TASK PROMPT: Search the entries for the word "align" and return every line where it is found.

(GIVEN DATA Opens)

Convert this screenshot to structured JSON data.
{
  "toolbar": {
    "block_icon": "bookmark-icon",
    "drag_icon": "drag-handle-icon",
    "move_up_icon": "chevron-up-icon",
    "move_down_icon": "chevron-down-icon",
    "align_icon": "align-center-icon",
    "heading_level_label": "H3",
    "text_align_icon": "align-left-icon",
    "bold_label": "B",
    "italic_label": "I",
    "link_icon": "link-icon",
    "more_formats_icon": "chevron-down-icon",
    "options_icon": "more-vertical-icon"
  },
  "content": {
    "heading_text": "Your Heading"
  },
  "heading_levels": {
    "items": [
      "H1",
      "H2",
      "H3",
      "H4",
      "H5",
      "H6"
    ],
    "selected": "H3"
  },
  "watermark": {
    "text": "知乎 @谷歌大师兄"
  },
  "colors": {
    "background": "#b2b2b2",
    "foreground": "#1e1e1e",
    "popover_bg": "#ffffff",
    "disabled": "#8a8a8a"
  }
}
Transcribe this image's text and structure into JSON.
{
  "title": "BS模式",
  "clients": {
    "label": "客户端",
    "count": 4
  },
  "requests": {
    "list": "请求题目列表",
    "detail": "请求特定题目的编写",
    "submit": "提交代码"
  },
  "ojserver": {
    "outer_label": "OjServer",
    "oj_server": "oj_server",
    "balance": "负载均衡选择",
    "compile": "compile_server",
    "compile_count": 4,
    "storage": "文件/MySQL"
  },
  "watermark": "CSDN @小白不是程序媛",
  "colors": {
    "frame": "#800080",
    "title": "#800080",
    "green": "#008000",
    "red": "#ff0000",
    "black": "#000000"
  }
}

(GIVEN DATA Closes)
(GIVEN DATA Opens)

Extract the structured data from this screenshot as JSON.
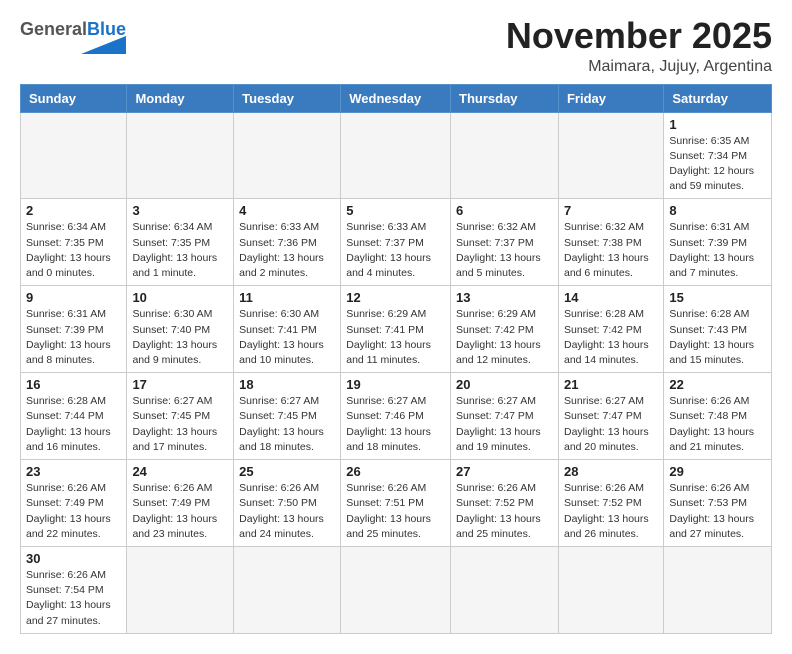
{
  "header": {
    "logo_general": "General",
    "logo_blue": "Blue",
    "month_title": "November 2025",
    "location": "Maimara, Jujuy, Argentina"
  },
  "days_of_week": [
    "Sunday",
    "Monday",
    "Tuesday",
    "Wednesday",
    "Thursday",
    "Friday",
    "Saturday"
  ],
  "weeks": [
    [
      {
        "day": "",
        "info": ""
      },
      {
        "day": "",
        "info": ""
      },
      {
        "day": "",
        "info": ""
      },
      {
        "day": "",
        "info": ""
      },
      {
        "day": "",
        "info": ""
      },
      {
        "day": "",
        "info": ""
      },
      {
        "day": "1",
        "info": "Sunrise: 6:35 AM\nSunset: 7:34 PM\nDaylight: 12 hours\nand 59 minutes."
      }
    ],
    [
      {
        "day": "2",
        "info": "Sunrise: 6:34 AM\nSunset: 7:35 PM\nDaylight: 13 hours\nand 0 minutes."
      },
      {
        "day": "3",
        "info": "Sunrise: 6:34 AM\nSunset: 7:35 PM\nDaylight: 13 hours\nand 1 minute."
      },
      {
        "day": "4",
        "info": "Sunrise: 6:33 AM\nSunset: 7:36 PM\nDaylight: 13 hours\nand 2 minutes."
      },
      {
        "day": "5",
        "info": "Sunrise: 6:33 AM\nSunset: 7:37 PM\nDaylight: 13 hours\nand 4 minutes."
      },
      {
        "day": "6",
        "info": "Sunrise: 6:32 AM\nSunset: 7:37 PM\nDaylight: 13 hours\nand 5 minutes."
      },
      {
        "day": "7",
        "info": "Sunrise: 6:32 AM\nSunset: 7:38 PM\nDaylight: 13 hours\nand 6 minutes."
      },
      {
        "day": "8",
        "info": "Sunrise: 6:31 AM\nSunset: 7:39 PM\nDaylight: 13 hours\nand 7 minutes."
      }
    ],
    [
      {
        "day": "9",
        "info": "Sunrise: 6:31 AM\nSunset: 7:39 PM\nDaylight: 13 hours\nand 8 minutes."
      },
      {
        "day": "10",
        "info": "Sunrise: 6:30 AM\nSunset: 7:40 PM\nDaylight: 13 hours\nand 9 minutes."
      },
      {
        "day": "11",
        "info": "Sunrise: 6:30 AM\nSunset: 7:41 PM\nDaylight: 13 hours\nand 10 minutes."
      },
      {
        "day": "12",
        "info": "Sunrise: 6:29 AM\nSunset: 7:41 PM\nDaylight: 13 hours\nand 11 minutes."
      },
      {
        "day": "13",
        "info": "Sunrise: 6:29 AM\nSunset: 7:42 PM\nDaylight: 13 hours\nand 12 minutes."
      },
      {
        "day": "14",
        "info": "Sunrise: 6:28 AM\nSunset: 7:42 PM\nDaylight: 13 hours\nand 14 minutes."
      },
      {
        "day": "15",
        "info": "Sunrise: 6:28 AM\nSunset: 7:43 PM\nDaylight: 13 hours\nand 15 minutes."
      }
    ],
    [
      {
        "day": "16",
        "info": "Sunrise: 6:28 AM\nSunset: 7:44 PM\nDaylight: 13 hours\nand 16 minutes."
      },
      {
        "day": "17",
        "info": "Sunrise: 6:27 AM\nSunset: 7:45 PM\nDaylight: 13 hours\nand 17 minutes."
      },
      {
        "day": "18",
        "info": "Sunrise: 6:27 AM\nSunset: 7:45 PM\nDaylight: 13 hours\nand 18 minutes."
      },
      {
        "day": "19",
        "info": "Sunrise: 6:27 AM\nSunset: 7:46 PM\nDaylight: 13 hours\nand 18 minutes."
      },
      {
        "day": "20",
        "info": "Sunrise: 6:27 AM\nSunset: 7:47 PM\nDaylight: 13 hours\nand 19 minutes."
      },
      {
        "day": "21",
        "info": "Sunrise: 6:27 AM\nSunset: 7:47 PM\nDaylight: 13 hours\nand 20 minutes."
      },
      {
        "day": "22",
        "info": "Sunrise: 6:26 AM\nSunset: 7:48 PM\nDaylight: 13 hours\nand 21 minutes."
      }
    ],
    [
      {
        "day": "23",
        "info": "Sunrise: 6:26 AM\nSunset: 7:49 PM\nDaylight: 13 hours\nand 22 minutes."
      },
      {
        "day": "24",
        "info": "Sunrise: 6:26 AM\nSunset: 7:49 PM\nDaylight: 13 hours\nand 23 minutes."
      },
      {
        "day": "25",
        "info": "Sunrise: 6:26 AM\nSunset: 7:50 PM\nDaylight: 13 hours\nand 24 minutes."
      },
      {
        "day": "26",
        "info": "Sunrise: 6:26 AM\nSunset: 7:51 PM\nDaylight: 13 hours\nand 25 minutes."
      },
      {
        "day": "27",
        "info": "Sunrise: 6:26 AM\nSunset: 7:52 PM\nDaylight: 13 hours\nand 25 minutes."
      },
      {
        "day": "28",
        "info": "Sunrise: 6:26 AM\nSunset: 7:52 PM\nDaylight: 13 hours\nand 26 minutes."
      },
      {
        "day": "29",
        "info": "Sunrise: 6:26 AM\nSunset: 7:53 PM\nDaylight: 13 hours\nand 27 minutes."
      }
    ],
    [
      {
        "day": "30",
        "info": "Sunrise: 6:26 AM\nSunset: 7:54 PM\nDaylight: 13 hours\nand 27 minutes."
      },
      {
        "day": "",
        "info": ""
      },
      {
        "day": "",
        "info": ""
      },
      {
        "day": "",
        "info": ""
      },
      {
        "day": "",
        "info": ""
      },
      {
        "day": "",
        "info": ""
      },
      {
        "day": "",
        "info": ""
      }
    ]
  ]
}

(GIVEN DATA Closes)

WRITTEN SOLUTION:
    "align_icon": "align-center-icon",
    "text_align_icon": "align-left-icon",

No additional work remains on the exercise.